/---

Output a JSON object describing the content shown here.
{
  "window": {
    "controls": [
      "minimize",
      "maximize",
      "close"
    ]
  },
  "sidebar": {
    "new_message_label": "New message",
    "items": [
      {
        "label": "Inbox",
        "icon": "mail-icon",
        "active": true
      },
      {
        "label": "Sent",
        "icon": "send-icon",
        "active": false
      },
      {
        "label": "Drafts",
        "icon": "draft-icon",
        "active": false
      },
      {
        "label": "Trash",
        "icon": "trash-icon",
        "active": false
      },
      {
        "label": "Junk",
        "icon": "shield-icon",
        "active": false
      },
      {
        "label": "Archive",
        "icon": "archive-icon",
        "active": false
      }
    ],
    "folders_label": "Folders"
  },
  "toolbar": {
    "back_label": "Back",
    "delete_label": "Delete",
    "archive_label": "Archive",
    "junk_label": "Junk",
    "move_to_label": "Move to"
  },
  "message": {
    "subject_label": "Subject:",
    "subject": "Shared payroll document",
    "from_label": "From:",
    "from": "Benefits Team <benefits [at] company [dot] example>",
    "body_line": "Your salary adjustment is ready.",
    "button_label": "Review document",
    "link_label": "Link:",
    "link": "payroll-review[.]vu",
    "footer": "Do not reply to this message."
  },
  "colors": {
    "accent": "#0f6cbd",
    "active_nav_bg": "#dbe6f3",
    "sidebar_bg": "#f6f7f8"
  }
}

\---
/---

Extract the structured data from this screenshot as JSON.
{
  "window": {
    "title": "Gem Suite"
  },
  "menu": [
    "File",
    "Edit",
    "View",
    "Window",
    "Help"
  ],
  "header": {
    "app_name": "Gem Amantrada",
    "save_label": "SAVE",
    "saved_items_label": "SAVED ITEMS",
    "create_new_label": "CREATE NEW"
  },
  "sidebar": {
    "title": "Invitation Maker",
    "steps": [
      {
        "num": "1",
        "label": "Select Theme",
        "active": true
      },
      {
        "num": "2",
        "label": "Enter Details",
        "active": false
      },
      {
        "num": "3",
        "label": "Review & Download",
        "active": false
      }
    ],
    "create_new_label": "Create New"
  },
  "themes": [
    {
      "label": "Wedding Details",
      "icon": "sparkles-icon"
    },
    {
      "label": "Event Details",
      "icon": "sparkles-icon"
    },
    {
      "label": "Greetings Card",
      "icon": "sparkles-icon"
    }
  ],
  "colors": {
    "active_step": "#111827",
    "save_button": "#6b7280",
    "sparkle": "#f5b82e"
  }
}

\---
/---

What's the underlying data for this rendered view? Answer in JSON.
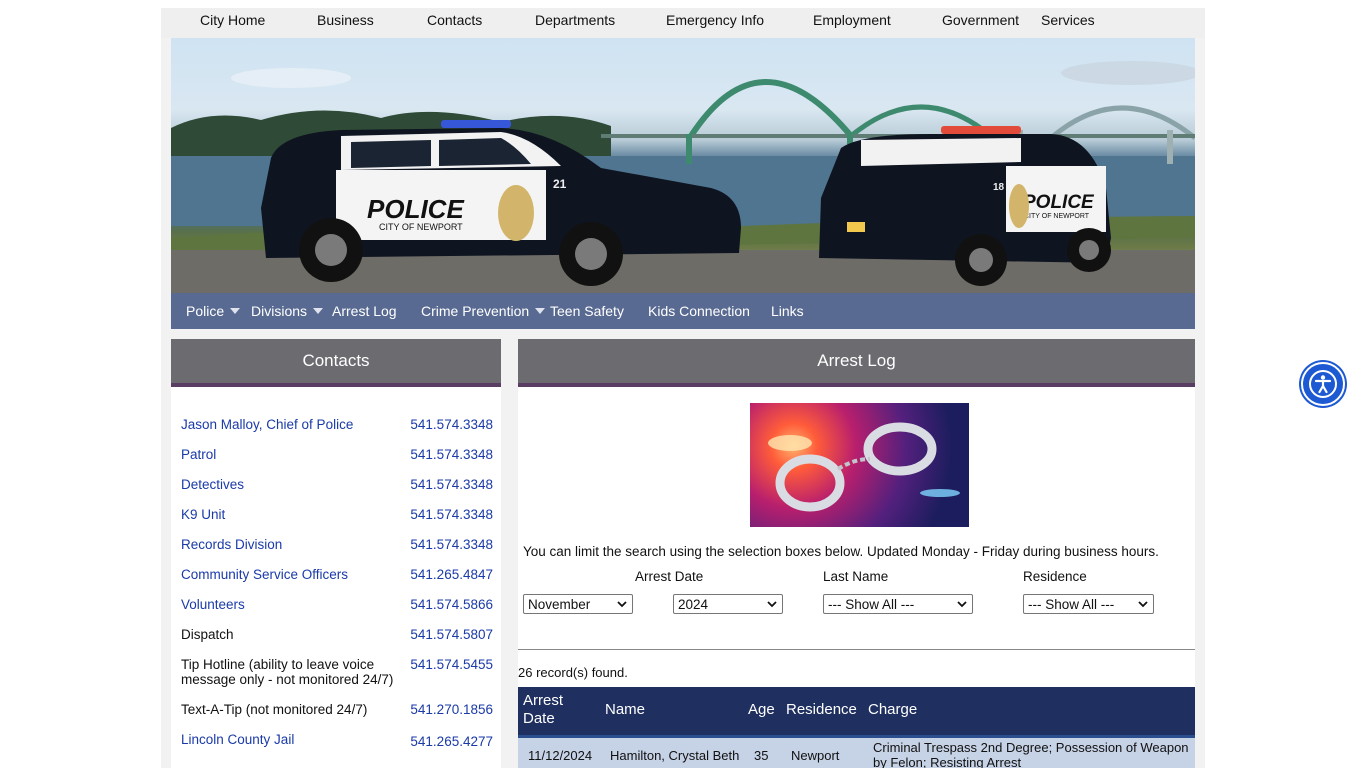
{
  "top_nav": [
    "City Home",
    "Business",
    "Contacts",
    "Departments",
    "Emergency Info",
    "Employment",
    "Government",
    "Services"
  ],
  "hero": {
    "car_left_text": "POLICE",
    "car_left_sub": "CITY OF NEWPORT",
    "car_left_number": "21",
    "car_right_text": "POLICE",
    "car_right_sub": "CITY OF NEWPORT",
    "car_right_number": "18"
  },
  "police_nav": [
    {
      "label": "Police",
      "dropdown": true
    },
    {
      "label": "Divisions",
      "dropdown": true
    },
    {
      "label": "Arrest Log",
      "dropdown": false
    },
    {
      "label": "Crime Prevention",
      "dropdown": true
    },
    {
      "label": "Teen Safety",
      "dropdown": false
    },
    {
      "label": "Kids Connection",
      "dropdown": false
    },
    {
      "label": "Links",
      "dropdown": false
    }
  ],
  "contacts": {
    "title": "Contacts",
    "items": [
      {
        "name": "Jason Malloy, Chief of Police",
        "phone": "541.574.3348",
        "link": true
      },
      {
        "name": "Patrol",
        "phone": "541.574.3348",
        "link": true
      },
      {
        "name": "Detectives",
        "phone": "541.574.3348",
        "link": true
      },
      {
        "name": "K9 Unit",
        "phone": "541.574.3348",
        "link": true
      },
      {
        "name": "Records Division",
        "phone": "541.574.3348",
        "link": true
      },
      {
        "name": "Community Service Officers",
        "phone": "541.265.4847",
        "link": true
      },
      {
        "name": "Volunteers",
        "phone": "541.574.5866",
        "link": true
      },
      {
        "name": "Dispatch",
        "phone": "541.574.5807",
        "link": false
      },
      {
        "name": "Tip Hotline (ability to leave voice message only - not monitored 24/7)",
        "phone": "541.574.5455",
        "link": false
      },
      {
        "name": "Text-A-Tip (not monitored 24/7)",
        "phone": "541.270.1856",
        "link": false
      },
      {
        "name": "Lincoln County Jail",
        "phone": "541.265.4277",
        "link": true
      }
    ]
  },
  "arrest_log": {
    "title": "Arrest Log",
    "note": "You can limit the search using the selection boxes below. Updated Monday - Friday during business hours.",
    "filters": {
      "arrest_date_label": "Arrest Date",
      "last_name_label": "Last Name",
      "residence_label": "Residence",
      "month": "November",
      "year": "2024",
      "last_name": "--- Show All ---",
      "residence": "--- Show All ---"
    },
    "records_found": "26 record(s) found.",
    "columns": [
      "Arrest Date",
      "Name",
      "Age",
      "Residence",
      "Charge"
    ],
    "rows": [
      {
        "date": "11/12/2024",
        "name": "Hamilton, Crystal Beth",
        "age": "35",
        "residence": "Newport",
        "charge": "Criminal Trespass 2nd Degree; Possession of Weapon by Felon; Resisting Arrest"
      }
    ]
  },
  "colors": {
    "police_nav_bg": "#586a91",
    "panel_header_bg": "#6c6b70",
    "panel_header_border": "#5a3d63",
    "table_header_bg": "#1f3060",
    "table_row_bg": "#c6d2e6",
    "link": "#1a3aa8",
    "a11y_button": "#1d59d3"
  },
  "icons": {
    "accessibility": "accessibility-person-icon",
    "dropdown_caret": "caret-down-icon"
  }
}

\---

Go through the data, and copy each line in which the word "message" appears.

    "new_message_label": "New message",
  "message": {
    "footer": "Do not reply to this message."
        "name": "Tip Hotline (ability to leave voice message only - not monitored 24/7)",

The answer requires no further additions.